For more than a third of StoneWorks’ customers, massage is but one component in their healing process. One client commented that regular massage, weight training, physical therapy, osteopathic, and chiropractic treatments were essential to stave off the effects of severe arthritis in his neck. A good massage therapist, who is well connected in the community, is able to make referrals to other specialists. A medical doctor might refer a patient with lymphatic issues to a massage therapist for a session of lymph drainage. The massage therapist may recommend a chiropractor to solve a deeper issue.
Touch is one of the most intimate ways to connect to another sentient being. It is also something many people lack.
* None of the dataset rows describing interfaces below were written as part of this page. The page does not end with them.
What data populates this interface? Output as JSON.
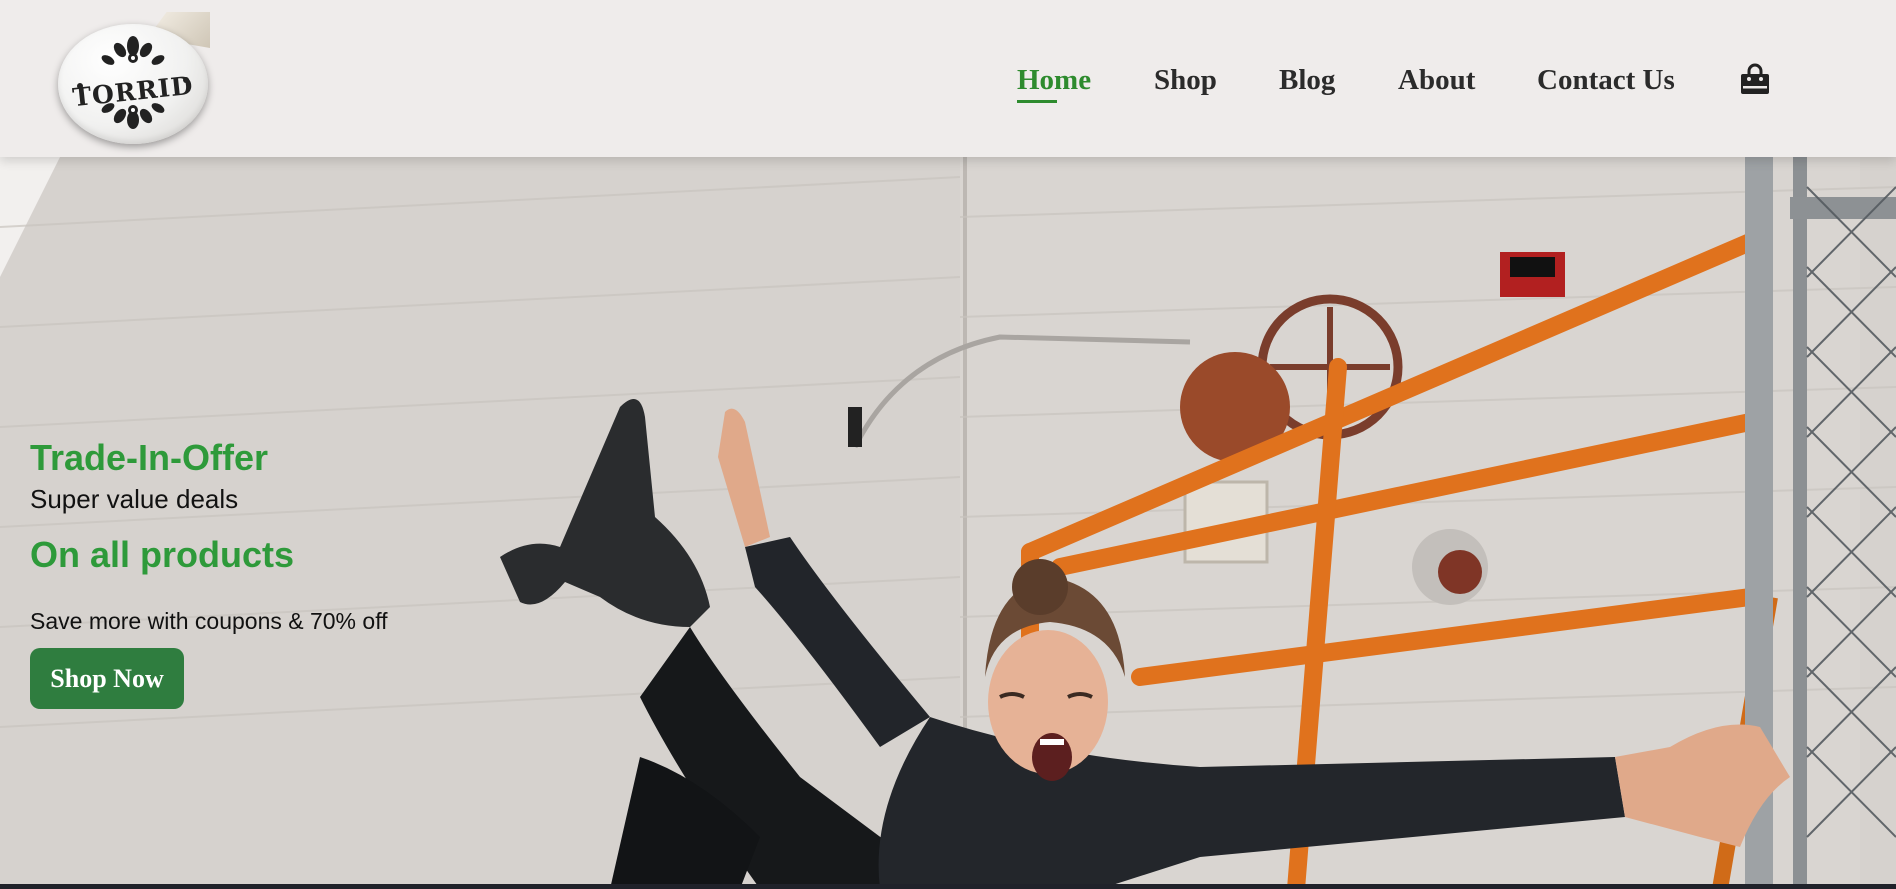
{
  "brand": {
    "logo_text": "TORRID"
  },
  "nav": {
    "items": [
      {
        "label": "Home",
        "active": true
      },
      {
        "label": "Shop",
        "active": false
      },
      {
        "label": "Blog",
        "active": false
      },
      {
        "label": "About",
        "active": false
      },
      {
        "label": "Contact Us",
        "active": false
      }
    ],
    "cart_icon": "shopping-bag-icon"
  },
  "hero": {
    "kicker": "Trade-In-Offer",
    "subtitle": "Super value deals",
    "headline": "On all products",
    "description": "Save more with coupons & 70% off",
    "cta_label": "Shop Now"
  },
  "colors": {
    "accent": "#2e9a3a",
    "button": "#2f7d3f",
    "header_bg": "#efeceb",
    "nav_text": "#2b2b2b"
  }
}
Look at the relationship between pets and humans. One needs touch as much as the other.
It is no different with human beings. For bodywork to be successful, absolute trust must exist between client and therapist. It is only when a client fully relaxes into the massage that healing can occur. When a body gives itself into a massage, healing can occur. Intimate touch also allows people to open up verbally. Good listening is an essential component of a massage therapist’s job description. Often, a session goes well beyond physical healing. For many, a therapist acts as a sounding board, one who just listens.
Touch allows body work via the modality of massage therapy, which puts the therapist/client relationship in a most personal position. It is not surprising that practitioners of massage therapy are caring and empathetic. It often attracts people who want to help others.
“We have a connection with our clients.” Indeed, a therapist’s non-judgmental, welcoming demeanor often results in clients sharing innermost details of their lives. “Sometimes, all a person needs is someone to listen to their issues,” Hunkins revealed.
It is also a career with a high burn out rate. A capable therapist must take great care not to absorb negative energies and must take care with his/her hands, wrists, shoulders, and elbows. The sheer physicality of the profession puts great strain on body mechanics.
Full Range of Services
There is no dearth of amenities available at StoneWorks, and the spa’s new location will offer more as the business evolves into its new space. A staff of 16 employees include cosmetologists, estheticians, yoga instructors, an acupuncturist, and a reiki specialist. By far, the most popular service is massage, and StoneWorks’ 10 massage therapists are consistently busy. Many are dual certified, and a session might include foot reflexology, a massage and a pedicure.
“There is a therapist for everyone,” commented Hunkins. [We embrace] “all skin types, all body types and all physical issues.” Massage therapists are extensively trained in the best technique to treat specific issues. Deep tissue massage and stretching can be employed to help free trapped muscles whereas hot stones and a gentle session of reiki may be used to release accumulated stress.
The future is bright for Hunkins, Albright, and the many professionals who work at StoneWorks Massage & Skincare. The expanded space on Tom Miller Road has allowed the partners to open a “Members Only” salon and new services are on the horizon for the group.
StoneWorks Massage & Skincare
179 Tom Miller Road
Plattsburgh, NY 12901